For homeowners, a home equity loan or line of credit can be an alternative option for boat financing. These loans allow you to borrow against the equity in your home and can offer competitive interest rates. However, it's important to consider that using your home as collateral for a boat loan puts your property at risk in case of loan default.

Personal Loans

Personal loans can be another option for boat financing, especially for smaller loan amounts. These loans are unsecured, meaning they don't require any collateral. However, personal loans may come with higher interest rates compared to marine loans or other secured financing options.


Leasing a boat is an alternative to traditional financing, whereby you essentially rent the boat for a specific period. Leasing can provide flexibility and may come with lower monthly payments compared to purchasing. However, at the end of the lease term, you don't own the boat, and there may be additional fees or restrictions involved.

Tips for a Smooth Boat Financing Process

Know Your Budget
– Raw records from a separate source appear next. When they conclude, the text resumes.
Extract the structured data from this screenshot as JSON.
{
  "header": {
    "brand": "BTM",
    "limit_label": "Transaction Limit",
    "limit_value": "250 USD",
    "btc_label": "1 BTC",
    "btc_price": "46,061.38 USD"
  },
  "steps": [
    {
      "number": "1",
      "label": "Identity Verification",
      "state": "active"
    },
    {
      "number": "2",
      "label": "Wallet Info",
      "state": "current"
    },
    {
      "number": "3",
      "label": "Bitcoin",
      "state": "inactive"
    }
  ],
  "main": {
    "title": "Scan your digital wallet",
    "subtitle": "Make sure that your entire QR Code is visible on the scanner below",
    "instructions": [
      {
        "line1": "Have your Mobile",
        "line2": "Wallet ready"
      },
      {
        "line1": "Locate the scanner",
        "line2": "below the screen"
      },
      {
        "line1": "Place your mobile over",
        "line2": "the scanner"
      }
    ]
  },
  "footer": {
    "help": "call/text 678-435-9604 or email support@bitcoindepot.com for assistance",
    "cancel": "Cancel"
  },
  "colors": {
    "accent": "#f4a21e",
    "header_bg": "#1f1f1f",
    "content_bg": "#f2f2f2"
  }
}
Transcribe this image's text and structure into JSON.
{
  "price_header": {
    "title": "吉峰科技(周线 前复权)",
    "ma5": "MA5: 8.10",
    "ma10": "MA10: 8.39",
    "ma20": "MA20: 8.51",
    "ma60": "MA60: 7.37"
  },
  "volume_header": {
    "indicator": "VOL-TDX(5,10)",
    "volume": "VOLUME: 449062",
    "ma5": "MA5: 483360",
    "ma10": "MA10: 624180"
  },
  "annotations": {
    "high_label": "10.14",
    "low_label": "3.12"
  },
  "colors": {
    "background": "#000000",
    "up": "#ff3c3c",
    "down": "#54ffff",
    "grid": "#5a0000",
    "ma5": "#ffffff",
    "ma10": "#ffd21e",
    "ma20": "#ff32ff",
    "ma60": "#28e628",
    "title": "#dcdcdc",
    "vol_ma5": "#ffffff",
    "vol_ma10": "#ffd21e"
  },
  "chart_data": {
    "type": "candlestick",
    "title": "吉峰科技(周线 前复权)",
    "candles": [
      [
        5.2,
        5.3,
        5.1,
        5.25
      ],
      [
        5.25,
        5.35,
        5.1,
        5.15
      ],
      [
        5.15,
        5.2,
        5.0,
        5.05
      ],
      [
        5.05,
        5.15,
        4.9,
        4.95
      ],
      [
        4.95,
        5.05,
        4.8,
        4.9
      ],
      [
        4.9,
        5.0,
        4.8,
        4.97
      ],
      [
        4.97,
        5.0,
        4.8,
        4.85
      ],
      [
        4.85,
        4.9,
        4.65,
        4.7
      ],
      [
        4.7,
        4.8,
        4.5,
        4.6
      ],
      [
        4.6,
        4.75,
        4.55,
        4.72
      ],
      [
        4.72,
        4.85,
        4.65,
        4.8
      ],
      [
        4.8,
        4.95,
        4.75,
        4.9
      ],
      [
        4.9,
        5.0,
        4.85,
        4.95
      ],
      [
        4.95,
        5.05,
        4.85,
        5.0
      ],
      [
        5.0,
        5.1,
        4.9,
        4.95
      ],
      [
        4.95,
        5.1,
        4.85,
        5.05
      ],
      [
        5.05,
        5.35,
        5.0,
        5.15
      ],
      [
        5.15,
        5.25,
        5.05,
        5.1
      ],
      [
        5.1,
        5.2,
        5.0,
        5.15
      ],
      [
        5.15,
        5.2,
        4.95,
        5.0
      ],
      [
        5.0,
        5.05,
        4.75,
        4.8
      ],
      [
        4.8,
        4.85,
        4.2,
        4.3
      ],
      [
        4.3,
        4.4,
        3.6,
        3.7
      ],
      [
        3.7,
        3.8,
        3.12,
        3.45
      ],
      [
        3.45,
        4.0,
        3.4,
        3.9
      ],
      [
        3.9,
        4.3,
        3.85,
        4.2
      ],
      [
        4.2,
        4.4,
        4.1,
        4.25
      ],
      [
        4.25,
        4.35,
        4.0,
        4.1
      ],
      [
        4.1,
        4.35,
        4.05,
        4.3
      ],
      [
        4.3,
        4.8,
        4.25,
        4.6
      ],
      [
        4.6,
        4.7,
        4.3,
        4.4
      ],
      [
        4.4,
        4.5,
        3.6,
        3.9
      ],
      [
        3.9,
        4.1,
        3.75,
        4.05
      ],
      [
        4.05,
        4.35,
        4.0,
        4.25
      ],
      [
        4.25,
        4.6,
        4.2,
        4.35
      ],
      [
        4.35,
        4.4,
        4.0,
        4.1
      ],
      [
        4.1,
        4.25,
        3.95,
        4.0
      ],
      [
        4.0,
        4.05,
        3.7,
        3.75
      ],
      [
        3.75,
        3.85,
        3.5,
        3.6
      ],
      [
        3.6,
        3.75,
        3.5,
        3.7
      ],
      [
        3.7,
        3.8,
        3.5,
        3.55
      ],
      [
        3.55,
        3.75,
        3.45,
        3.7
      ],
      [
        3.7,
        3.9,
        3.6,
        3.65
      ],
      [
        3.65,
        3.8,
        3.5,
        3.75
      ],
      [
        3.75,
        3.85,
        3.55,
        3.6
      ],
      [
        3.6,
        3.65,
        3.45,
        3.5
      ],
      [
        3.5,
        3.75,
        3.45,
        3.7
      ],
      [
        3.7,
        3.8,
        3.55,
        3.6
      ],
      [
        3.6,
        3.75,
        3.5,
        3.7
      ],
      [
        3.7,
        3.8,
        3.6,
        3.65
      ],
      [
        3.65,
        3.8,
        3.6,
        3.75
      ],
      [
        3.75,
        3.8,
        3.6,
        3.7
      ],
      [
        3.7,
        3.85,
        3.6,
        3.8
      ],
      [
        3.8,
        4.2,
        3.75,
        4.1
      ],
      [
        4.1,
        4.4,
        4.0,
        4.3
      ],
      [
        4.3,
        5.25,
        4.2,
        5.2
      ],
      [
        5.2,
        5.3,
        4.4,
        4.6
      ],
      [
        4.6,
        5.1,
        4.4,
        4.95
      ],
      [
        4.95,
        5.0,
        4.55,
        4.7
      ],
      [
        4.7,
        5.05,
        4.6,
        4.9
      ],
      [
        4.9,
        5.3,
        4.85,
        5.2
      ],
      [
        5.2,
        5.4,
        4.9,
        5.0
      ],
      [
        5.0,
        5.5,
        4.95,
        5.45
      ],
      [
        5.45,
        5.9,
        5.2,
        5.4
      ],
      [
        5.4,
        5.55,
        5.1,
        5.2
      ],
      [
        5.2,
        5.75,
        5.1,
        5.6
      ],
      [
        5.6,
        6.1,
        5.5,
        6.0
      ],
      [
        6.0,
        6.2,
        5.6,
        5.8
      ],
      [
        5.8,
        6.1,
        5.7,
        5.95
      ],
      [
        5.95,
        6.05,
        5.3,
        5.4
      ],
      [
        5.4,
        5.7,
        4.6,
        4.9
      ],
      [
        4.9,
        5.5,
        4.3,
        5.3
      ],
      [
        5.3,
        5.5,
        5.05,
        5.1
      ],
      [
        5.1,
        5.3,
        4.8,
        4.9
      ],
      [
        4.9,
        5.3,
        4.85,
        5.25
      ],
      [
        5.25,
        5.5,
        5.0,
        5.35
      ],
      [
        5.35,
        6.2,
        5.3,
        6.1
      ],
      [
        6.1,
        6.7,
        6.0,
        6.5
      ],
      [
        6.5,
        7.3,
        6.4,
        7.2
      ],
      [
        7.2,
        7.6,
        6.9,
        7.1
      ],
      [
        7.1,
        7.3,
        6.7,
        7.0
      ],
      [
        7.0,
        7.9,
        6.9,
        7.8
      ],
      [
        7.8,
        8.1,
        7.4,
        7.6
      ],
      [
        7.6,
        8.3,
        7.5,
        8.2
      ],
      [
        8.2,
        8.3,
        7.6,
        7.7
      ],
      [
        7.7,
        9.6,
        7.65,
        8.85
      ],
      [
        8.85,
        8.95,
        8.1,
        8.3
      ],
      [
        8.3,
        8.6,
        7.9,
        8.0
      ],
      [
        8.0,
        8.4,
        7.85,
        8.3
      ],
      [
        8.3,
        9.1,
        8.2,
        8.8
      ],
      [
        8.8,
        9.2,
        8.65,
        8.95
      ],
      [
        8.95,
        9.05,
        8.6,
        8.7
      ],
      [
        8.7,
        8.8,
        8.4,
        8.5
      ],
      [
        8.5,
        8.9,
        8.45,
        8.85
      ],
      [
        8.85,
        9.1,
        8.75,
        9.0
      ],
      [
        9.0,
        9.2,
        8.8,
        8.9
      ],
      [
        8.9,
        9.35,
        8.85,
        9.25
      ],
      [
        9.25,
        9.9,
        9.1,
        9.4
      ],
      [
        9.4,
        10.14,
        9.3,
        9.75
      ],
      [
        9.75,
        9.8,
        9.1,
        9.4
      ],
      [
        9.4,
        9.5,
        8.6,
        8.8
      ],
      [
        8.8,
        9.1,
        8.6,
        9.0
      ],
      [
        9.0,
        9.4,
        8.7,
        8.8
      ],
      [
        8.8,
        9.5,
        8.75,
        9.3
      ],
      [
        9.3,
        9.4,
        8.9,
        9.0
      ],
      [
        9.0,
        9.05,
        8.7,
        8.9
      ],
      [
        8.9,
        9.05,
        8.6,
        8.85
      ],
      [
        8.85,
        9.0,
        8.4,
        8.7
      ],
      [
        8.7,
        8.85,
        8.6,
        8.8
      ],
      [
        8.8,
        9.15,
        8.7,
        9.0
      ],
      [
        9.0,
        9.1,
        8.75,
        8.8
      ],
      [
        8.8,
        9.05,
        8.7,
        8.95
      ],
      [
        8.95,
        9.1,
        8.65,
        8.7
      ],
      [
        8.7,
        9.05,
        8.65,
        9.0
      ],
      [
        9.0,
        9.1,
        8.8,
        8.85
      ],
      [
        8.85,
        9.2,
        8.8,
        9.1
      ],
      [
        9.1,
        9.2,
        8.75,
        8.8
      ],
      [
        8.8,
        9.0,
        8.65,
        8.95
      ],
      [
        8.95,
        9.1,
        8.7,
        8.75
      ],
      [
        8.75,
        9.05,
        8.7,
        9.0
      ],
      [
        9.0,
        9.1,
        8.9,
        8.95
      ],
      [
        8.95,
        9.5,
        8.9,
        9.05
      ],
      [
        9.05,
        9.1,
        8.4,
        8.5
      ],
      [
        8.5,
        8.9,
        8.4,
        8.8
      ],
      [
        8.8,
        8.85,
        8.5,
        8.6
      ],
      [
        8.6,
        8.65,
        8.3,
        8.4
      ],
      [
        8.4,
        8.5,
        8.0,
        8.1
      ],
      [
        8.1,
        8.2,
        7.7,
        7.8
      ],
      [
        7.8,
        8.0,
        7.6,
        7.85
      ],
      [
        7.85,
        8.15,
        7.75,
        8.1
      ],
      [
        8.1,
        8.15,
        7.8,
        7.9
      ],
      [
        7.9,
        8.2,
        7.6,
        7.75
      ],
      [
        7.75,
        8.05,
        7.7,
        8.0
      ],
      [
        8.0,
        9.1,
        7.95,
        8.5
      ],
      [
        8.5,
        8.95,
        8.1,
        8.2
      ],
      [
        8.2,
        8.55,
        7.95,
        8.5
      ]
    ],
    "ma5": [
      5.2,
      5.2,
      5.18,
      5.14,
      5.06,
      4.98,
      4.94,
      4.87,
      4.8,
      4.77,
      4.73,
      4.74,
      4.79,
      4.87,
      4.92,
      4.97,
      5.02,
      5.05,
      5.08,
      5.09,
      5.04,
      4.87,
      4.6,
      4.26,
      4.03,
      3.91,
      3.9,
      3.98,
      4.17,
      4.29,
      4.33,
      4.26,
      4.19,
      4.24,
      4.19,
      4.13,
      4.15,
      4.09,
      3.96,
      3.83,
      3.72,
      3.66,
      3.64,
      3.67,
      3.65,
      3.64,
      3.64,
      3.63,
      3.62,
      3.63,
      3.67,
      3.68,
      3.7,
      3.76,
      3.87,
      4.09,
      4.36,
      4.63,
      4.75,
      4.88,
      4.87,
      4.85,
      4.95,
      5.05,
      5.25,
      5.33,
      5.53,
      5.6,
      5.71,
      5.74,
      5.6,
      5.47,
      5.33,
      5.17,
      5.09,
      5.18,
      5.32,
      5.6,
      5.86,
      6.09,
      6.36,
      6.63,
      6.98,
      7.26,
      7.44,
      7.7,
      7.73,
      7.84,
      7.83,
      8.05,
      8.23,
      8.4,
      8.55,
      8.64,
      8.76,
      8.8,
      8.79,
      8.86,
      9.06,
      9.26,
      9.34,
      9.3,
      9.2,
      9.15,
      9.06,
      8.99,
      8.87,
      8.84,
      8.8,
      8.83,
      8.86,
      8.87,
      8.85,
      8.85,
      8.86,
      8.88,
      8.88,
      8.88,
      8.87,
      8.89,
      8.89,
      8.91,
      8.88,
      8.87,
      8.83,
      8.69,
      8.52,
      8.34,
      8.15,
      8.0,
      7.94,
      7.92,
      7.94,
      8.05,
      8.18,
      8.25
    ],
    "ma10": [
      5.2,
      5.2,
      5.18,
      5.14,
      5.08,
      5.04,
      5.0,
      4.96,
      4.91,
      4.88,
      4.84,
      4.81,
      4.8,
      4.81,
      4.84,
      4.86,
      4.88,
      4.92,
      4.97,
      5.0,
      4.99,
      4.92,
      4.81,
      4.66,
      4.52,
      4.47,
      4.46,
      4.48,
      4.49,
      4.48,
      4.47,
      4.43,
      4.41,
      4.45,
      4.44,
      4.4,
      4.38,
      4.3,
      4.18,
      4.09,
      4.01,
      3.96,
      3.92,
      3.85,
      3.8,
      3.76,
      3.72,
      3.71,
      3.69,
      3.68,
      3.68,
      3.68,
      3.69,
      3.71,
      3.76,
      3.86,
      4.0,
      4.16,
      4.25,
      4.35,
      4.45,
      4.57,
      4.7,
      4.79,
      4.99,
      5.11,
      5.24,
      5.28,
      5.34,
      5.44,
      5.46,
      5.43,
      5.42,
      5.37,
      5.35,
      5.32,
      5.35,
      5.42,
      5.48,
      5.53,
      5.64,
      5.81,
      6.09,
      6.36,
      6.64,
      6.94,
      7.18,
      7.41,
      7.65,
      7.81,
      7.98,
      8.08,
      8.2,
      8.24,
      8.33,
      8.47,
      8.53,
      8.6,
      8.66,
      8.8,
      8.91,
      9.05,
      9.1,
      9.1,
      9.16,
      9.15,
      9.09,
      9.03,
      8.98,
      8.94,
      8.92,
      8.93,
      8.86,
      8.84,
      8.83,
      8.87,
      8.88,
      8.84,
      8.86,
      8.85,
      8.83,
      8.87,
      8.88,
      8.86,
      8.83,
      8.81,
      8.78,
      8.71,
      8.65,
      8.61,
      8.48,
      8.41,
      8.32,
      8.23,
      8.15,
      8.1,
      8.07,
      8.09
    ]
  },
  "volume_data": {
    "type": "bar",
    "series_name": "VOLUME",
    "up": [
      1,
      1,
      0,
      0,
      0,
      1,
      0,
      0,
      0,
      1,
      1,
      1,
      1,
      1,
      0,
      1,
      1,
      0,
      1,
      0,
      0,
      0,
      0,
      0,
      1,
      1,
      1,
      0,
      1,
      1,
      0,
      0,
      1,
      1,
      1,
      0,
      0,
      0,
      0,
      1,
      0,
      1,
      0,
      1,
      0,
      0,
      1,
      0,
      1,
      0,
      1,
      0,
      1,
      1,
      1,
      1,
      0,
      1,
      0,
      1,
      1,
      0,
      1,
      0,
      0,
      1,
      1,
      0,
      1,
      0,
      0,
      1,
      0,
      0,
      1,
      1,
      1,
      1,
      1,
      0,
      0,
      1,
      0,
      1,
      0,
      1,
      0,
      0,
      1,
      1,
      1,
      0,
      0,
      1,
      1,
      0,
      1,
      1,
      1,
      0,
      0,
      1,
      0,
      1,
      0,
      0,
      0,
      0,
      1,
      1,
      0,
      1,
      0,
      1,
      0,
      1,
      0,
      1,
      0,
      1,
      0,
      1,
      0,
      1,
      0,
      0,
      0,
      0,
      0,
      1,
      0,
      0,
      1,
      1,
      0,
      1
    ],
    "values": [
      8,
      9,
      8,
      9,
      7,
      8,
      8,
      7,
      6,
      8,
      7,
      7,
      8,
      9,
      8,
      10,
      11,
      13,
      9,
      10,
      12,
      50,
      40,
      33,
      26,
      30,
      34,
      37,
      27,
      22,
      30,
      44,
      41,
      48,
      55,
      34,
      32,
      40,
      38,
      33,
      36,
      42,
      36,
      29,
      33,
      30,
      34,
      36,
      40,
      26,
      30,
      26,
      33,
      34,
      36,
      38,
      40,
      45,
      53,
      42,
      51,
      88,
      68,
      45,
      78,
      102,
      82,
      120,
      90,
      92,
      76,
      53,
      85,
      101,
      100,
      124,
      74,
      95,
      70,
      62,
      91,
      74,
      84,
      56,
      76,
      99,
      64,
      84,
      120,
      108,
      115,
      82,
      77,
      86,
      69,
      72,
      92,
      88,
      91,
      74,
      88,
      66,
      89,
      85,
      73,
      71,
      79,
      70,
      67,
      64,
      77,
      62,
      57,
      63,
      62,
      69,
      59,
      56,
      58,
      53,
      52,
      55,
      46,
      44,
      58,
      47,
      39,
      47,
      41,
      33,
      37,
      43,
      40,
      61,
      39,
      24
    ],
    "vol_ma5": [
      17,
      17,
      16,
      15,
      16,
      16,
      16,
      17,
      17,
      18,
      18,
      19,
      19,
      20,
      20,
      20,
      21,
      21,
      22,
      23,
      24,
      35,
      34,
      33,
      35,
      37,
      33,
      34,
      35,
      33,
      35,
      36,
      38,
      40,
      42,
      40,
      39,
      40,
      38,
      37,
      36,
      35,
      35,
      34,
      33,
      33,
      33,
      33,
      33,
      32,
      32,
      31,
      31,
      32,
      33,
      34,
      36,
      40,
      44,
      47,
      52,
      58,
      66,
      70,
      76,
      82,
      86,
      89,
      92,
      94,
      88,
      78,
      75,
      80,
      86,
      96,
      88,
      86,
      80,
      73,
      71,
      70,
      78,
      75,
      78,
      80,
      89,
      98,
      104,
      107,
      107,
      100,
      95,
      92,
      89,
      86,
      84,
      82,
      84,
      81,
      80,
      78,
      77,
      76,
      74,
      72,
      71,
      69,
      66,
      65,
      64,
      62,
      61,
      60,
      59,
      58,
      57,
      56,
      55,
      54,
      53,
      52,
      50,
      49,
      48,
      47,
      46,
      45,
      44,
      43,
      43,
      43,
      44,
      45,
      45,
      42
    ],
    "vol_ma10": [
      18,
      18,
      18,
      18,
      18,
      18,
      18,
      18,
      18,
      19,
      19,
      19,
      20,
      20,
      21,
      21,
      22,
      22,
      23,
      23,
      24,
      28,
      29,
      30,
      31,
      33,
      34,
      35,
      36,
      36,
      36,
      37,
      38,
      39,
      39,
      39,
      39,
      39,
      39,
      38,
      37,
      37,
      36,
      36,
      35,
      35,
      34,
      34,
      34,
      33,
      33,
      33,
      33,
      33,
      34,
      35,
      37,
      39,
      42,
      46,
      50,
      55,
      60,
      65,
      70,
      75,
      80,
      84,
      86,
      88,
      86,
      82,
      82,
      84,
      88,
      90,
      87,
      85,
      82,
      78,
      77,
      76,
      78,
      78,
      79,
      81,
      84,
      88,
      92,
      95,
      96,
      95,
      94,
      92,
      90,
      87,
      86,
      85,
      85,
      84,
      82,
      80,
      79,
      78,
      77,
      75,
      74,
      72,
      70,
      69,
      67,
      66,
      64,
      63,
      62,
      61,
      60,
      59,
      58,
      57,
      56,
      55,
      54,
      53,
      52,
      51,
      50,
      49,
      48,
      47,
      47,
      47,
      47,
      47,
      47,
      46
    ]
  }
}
Before diving into the boat financing process, it's crucial to determine your budget. Consider your income, expenses, and other financial obligations to understand how much you can comfortably afford to spend on boat payments. Use online calculators or consult with financial advisors to get a realistic picture of your boat buying budget.

Check Your Credit Report

Obtain a copy of your credit report and check it for any errors or discrepancies. Addressing any issues in your credit report can help improve your credit score and increase your chances of securing favorable financing terms. It's also a good idea to monitor your credit throughout the process and avoid any actions that may negatively impact your credit.

Shop Around for Lenders

Don't settle for the first financing option that comes your way. Shop around and compare offers from multiple lenders to ensure you're getting the best deal. Consider interest rates, loan terms, fees, and customer reviews when evaluating different lenders. Online marketplaces and boat financing specialists can help you streamline the comparison process and find competitive rates.

Be Prepared with Documentation

When applying for boat financing, be prepared to provide relevant documentation to support your application. This may include proof of income, tax returns, bank statements, and identification documents. Having these documents ready in advance can help expedite the application process and demonstrate your financial stability to lenders.

Negotiate the Terms

Don't be afraid to negotiate the terms and conditions of your boat loan. While lenders have certain guidelines and criteria, there may be room for negotiation, especially if you have a strong credit profile or can provide a sizable down payment. Consider working with a boat financing specialist who can negotiate on your behalf and help you secure the most favorable loan terms.

Obtain Insurance

Most lenders will require you to have boat insurance as part of the financing agreement. Research different insurance providers and obtain quotes to secure coverage that meets the lender's requirements. Insurance not only protects your investment but also provides peace of mind during your boating adventures.

Read and Understand the Loan Agreement

Before signing any loan agreement, make sure you carefully read and understand all the terms and conditions. Pay close attention to the interest rate, loan term, payment schedule, and any fees or penalties. If you have any questions or concerns, don't hesitate to ask the lender for clarification before proceeding.


Securing boat financing may seem challenging, but with the right knowledge and preparation, it can be a smooth and straightforward process. Understanding the factors that lenders consider, exploring the different types of boat financing, and following the tips provided in this article will help increase your chances of securing favorable loan terms. Remember to be proactive, compare offers, and negotiate when possible. By doing so, you'll be well on your way to enjoying the rewards of owning a boat while keeping your finances in check.

19 October 2023
Written by John Roche